Safe Haven for Pets

Women often delay leaving an abusive partner if they can’t secure safe havens for their pets, but thanks to partnership between the MSU College of Veterinary Medicine and Care Lodge Domestic Violence Shelter (CLDVS) in Meridian, MS, there is an option for these furry family members and hope for these women.

Two women pose with two dogsMSU CVM Clinical Professor Dr. Sharon Grace and CLDVS Director Leslie Payne work together to coordinate the Safe Haven for Pets program, which provides short-term boarding and medical care for the benefit of such women and their pets.

The program’s beginning actually stemmed from an experience Dr. Grace had while in private practice in the mid-1990s when a compassionate neighbor brought an abused kitten to her for care. Dr. Grace was haunted by the tragic circumstances of this situation, and, as a result of advice that to be able to move forward, she needed to “rewrite” the end of the kitten’s story, she began offering free medical care and housing to animals in crisis.

After joining the CVM Department of Clinical Sciences in 1999, Dr. Grace just happened to meet Payne at a domestic violence conference, where she shared her ideas for a program benefitting the women and their pets. The two ultimately merged their passions for their causes, and in 2008, the MSU CVM-based Safe Haven for Pets program was launched.  The Program provides free, temporary boarding and care for pets of women and children entering the Care Lodge.

Grant funds helped start the program, but it now operates solely from donations. The funds provide vaccines, flea and tick control, spay or neuter surgeries, heartworm and parasite testing and treatment, and any other medically necessary treatment for the animals. It also provides transportation to and from MSU, and pet food is routinely donated by commercial pet food companies.

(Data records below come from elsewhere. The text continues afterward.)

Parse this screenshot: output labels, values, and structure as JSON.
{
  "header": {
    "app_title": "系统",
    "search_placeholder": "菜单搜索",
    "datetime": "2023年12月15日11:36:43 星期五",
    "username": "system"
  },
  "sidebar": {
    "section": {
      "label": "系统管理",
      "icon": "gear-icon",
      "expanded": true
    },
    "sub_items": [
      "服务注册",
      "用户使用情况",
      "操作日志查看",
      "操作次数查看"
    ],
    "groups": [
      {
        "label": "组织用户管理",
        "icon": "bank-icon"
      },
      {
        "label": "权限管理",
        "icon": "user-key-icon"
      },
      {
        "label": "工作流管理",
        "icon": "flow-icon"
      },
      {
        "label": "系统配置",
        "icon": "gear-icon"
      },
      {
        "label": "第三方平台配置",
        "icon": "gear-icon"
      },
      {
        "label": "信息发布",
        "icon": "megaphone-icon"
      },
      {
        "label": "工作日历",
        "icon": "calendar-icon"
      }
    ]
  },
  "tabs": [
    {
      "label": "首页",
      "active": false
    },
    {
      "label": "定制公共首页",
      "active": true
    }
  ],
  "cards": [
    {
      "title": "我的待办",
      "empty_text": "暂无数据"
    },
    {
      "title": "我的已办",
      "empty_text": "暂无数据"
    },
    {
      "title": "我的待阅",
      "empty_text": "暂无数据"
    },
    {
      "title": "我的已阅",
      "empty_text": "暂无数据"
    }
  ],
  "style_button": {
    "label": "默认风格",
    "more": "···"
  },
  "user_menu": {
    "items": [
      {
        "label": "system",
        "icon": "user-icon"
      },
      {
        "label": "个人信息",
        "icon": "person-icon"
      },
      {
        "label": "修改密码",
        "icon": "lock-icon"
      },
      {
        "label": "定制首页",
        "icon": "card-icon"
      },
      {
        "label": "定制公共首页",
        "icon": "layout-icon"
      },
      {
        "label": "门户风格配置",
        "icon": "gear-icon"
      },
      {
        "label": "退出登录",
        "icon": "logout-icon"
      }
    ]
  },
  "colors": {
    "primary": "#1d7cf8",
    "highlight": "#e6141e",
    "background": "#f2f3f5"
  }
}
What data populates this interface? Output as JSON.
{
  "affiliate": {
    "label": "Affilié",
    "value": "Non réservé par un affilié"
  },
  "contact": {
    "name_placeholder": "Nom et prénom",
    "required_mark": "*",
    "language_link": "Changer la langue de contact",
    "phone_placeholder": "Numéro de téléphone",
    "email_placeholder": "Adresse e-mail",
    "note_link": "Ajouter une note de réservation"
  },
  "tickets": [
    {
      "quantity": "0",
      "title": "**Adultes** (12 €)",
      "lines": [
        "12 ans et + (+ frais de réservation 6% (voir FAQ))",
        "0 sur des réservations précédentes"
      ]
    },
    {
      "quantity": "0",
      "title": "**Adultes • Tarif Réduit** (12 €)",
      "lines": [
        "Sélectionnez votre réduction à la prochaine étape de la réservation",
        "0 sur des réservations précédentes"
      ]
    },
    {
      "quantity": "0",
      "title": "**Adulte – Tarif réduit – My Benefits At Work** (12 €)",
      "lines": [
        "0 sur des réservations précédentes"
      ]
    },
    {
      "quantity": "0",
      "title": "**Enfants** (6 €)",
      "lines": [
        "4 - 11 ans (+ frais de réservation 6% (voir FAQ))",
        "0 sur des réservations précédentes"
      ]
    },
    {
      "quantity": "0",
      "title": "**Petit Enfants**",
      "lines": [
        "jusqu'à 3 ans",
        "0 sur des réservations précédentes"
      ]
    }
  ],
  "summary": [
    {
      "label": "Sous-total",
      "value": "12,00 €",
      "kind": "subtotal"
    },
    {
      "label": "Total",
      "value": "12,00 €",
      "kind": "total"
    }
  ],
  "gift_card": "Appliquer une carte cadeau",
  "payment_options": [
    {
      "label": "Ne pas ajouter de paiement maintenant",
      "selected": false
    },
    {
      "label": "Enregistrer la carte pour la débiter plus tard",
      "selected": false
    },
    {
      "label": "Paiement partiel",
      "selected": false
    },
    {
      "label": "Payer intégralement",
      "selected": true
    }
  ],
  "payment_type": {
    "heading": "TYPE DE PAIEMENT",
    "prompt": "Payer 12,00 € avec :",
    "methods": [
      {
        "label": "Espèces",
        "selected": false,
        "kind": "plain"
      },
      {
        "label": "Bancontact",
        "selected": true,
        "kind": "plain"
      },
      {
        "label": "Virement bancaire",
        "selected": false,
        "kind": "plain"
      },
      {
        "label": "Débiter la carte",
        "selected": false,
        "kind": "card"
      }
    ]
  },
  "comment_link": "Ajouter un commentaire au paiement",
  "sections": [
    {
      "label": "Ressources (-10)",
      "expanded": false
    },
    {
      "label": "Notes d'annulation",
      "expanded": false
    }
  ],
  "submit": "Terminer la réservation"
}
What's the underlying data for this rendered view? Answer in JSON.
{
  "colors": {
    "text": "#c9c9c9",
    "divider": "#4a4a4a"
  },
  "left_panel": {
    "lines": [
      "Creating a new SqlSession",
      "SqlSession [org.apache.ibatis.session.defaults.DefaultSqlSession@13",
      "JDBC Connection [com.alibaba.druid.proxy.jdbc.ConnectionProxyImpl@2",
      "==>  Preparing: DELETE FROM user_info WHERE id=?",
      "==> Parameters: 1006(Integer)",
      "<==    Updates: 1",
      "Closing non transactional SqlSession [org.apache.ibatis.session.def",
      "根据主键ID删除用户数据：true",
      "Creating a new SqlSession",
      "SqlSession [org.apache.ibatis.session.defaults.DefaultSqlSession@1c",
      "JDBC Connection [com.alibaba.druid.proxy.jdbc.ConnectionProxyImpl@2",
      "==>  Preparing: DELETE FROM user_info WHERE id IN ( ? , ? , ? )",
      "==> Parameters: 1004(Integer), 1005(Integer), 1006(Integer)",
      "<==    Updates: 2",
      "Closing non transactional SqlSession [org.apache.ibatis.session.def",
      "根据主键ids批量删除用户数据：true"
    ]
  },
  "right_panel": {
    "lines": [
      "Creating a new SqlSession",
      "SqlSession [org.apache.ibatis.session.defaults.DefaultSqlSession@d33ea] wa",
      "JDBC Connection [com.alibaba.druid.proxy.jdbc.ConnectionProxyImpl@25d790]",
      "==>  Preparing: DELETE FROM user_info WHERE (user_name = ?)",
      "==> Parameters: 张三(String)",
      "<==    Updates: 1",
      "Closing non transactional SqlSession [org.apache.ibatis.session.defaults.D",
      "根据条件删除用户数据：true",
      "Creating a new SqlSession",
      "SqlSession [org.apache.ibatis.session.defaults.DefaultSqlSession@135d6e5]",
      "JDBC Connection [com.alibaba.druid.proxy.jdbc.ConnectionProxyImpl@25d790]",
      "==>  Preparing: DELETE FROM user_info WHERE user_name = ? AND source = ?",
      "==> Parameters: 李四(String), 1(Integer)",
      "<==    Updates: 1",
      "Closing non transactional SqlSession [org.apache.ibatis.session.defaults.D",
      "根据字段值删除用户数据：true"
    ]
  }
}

Pets in the program stay from days to months, until their owners are able to return for them. Third-year veterinary students deliver hands-on care under the supervision of MSU CVM Associate Clinical Professor Dr. Christine Bryan, who provides the day-to-day medical care for the animals on a volunteer basis.

The Program is an eye-opening experience for many MSU CVM students and often proves beneficial to them in years to come when dealing with clients who are in crisis situations or if they decide to pursue this type of service work. It is also beneficial to these animals, who are often shy and untrusting of most  humans when they arrive. The Program is also considered a “godsend” by most Care Lodge clients.

To donate to the Safe Haven for Pets Fund, contact Jimmy Kight at (662) 325-5893 or